“Areas of interrogation are currently within the realms of cultural globalization, identity, diversity, youth, and individuality. Inquiries into the past, present and the future challenges we face across the global society in living and thriving both collectively and as individuals. An enclave and landlocked country, the Kingdom of Lesotho, once a British Protectorate (1884–1966), only gained full independence on 4th October 1966. “
“The Sotho ethnic group comprises almost one hundred percent of the population and from a sociological viewpoint, Lesotho could be regarded a homogenous nation, both in terms of the ethnicity of the population, religion, and culture. However, strong cultural identity does not translate into a strong national identity, since its location deep in the heart of South Africa has historically forced the small state into dependence on its much larger neighbor.”

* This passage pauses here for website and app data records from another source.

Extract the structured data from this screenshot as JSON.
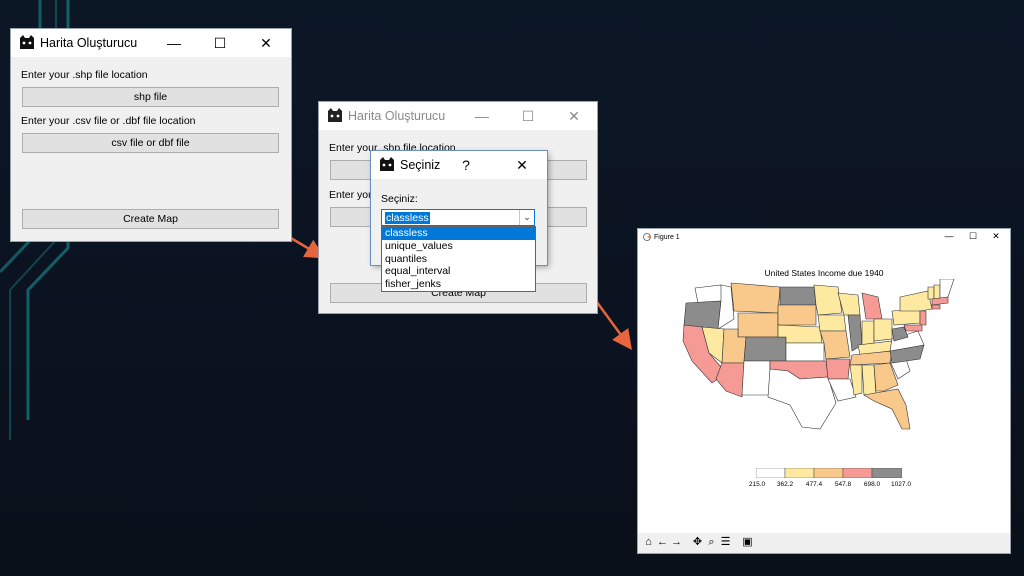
{
  "windows": {
    "main": {
      "title": "Harita Oluşturucu",
      "shp_label": "Enter your .shp file location",
      "shp_button": "shp file",
      "csv_label": "Enter your .csv file or .dbf file location",
      "csv_button": "csv file or dbf file",
      "create_button": "Create Map"
    },
    "second": {
      "title": "Harita Oluşturucu",
      "shp_label": "Enter your .shp file location",
      "csv_label_partial": "Enter you",
      "create_button": "Create Map"
    },
    "dialog": {
      "title": "Seçiniz",
      "help": "?",
      "prompt": "Seçiniz:",
      "selected": "classless",
      "options": [
        "classless",
        "unique_values",
        "quantiles",
        "equal_interval",
        "fisher_jenks"
      ]
    }
  },
  "figure": {
    "window_title": "Figure 1",
    "chart_data": {
      "type": "choropleth",
      "title": "United States Income due 1940",
      "legend_ticks": [
        "215.0",
        "362.2",
        "477.4",
        "547.8",
        "698.0",
        "1027.0"
      ],
      "legend_colors": [
        "#ffffff",
        "#fde9a0",
        "#f9c98b",
        "#f8c886",
        "#f59a95",
        "#8c8c8c"
      ]
    },
    "toolbar": [
      "home-icon",
      "back-icon",
      "forward-icon",
      "pan-icon",
      "zoom-icon",
      "configure-icon",
      "save-icon"
    ]
  },
  "controls": {
    "minimize": "—",
    "maximize": "☐",
    "close": "✕",
    "dropdown_arrow": "⌄"
  },
  "colors": {
    "background": "#0b1220",
    "accent": "#0078d7",
    "arrow": "#e8643c",
    "deco_line": "#1aa0a0"
  }
}
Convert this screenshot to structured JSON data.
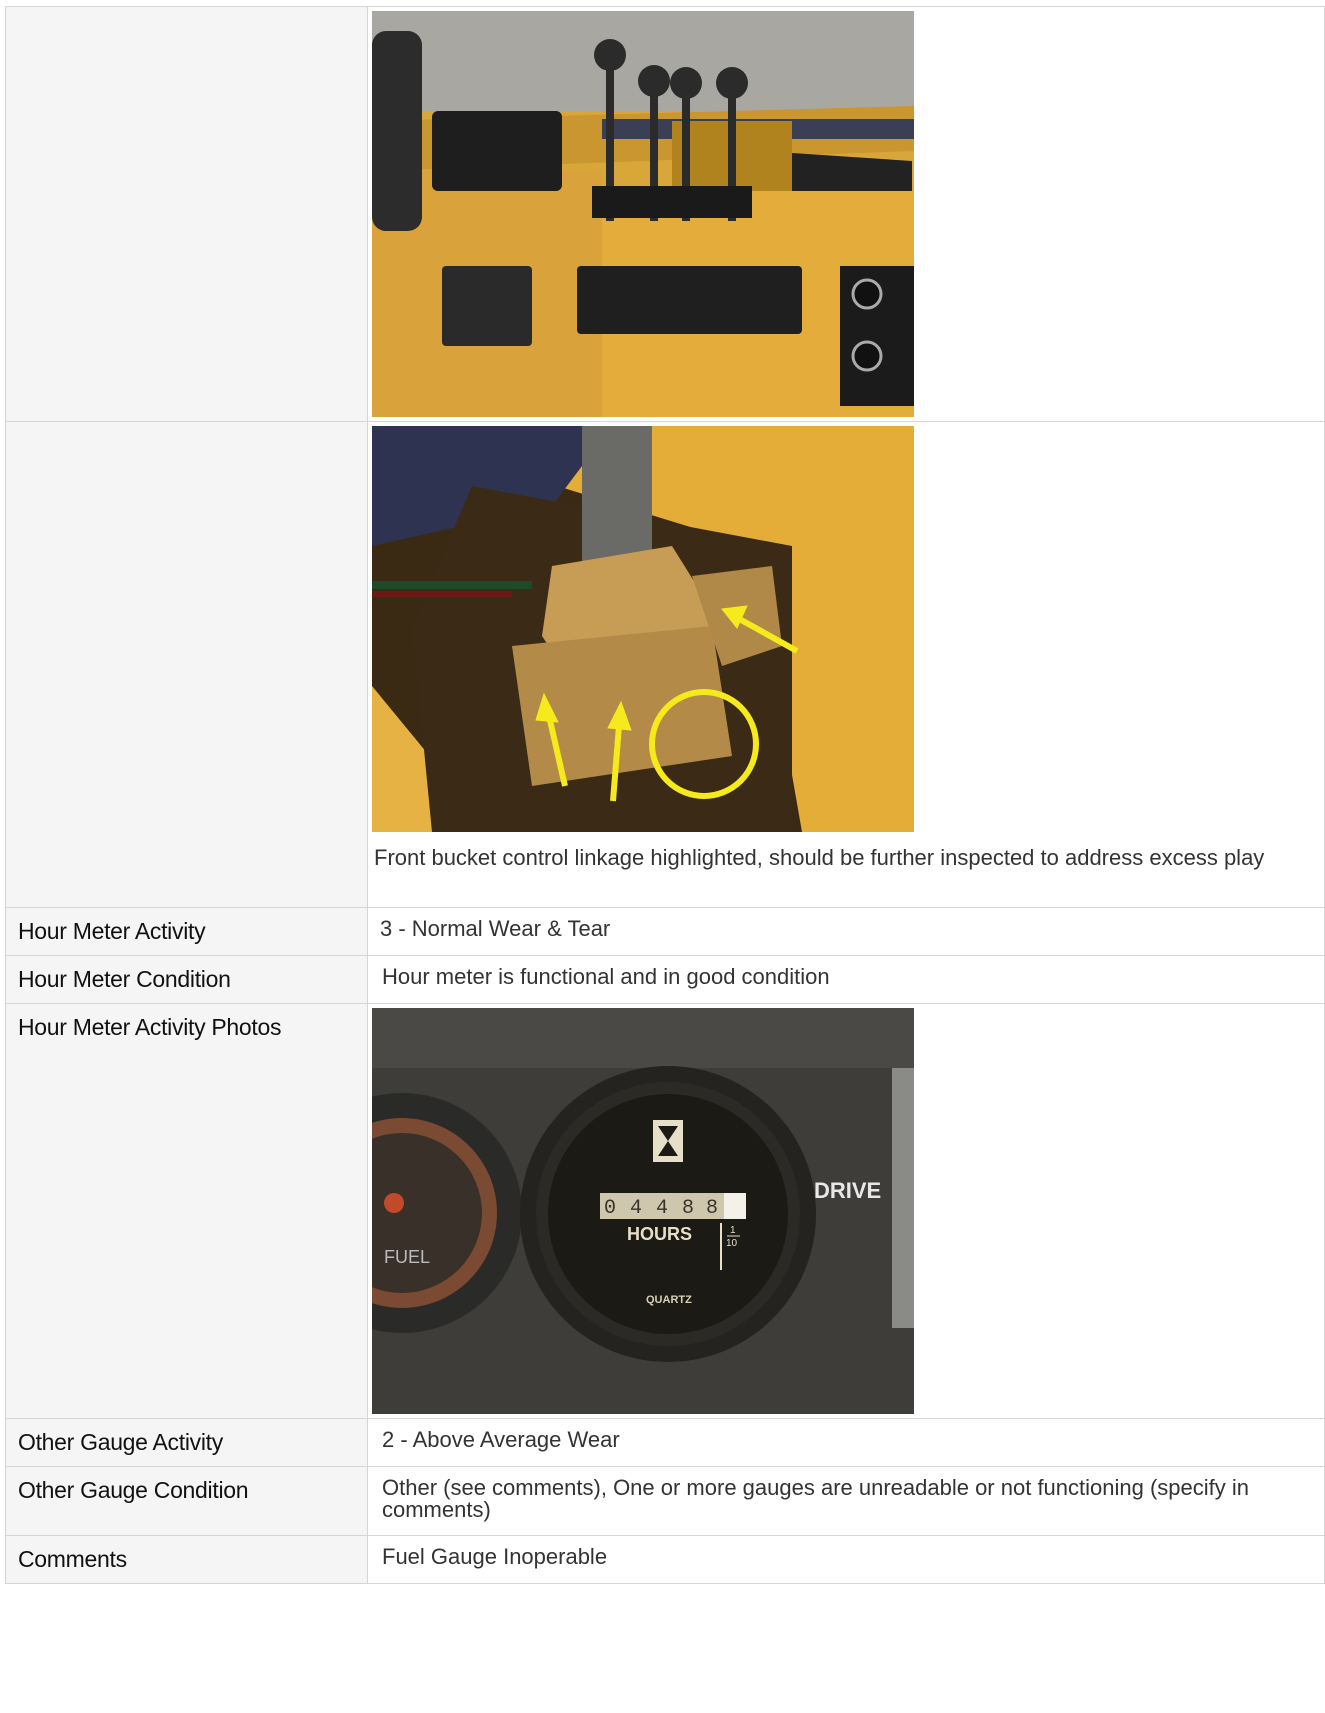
{
  "rows": [
    {
      "label": "",
      "type": "photo",
      "photo": "control-levers-photo"
    },
    {
      "label": "",
      "type": "photo",
      "photo": "linkage-photo",
      "caption": "Front bucket control linkage highlighted, should be further inspected to address excess play"
    },
    {
      "label": "Hour Meter Activity",
      "value": "3 - Normal Wear & Tear"
    },
    {
      "label": "Hour Meter Condition",
      "value": "Hour meter is functional and in good condition"
    },
    {
      "label": "Hour Meter Activity Photos",
      "type": "photo",
      "photo": "hour-meter-photo"
    },
    {
      "label": "Other Gauge Activity",
      "value": "2 - Above Average Wear"
    },
    {
      "label": "Other Gauge Condition",
      "value": "Other (see comments), One or more gauges are unreadable or not functioning (specify in comments)"
    },
    {
      "label": "Comments",
      "value": "Fuel Gauge Inoperable"
    }
  ],
  "photo_text": {
    "hours_digits": [
      "0",
      "4",
      "4",
      "8",
      "8"
    ],
    "hours_label": "HOURS",
    "tenths_num": "1",
    "tenths_den": "10",
    "quartz_label": "QUARTZ",
    "drive_label": "DRIVE",
    "fuel_label": "FUEL"
  },
  "colors": {
    "machine_yellow": "#e8b43a",
    "arrow_yellow": "#f4ea1c",
    "border": "#d6d6d6",
    "label_bg": "#f5f5f5"
  }
}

Daniel Tulloch was born in 1988 in the Shetland Isles, Scotland. He forever yearned to experience the world beyond simple island life and in an attempt to fulfill this longing he went on to work internationally as an officer in the Merchant Navy. Paradoxically it was during this time that he realized an inner penchant for fashion, contemporary art, and photography. After several years at sea, in 2012, he was granted a place on the Fashion Design course at the Glasgow School of Art. He has since been working to balance his time between fashion design, photography, and work in the Merchant Navy, allowing the diverse nature of each to influence one another.
See more of Daniel’s work